[WORK REQUEST]
Among the records below, find each line that includes the string "true" and copy it.

[Opening RECORDS SHOWN section]

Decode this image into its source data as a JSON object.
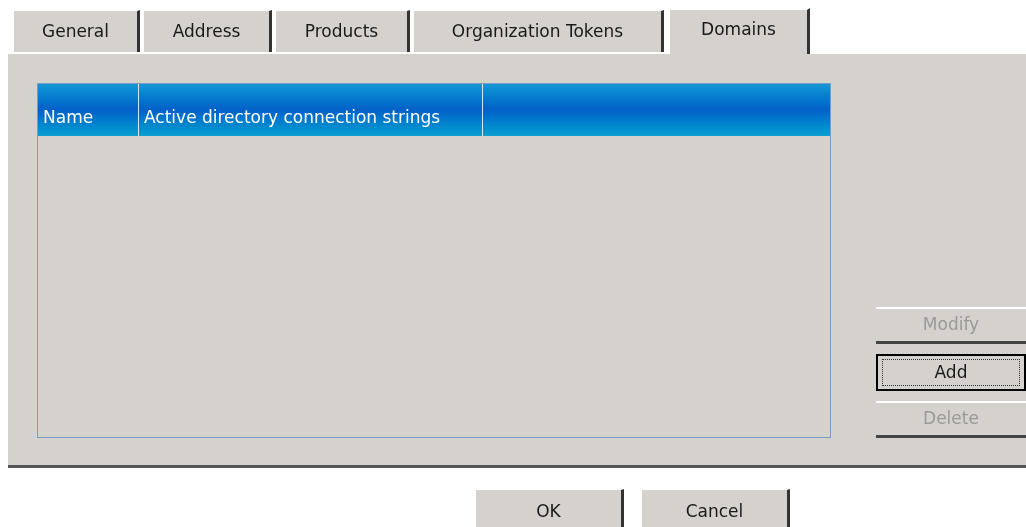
{
  "tabs": [
    {
      "label": "General",
      "selected": false
    },
    {
      "label": "Address",
      "selected": false
    },
    {
      "label": "Products",
      "selected": false
    },
    {
      "label": "Organization Tokens",
      "selected": false
    },
    {
      "label": "Domains",
      "selected": true
    }
  ],
  "table": {
    "columns": [
      "Name",
      "Active directory connection strings"
    ]
  },
  "side_buttons": [
    {
      "label": "Modify",
      "disabled": true,
      "focused": false
    },
    {
      "label": "Add",
      "disabled": false,
      "focused": true
    },
    {
      "label": "Delete",
      "disabled": true,
      "focused": false
    }
  ],
  "dialog_buttons": [
    "OK",
    "Cancel"
  ]
}
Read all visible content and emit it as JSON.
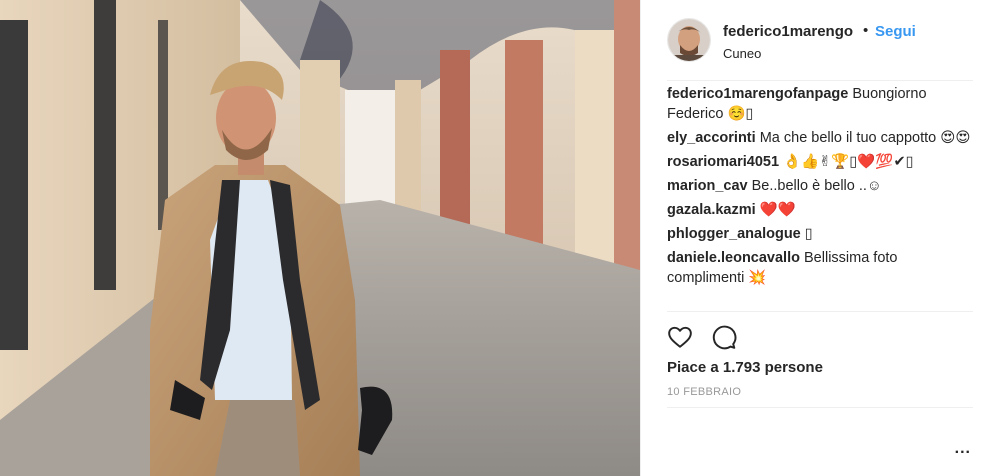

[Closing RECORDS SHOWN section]

[EXERCISE RESULT]
      "selected": true
      "disabled": true,
      "focused": true
      "disabled": true,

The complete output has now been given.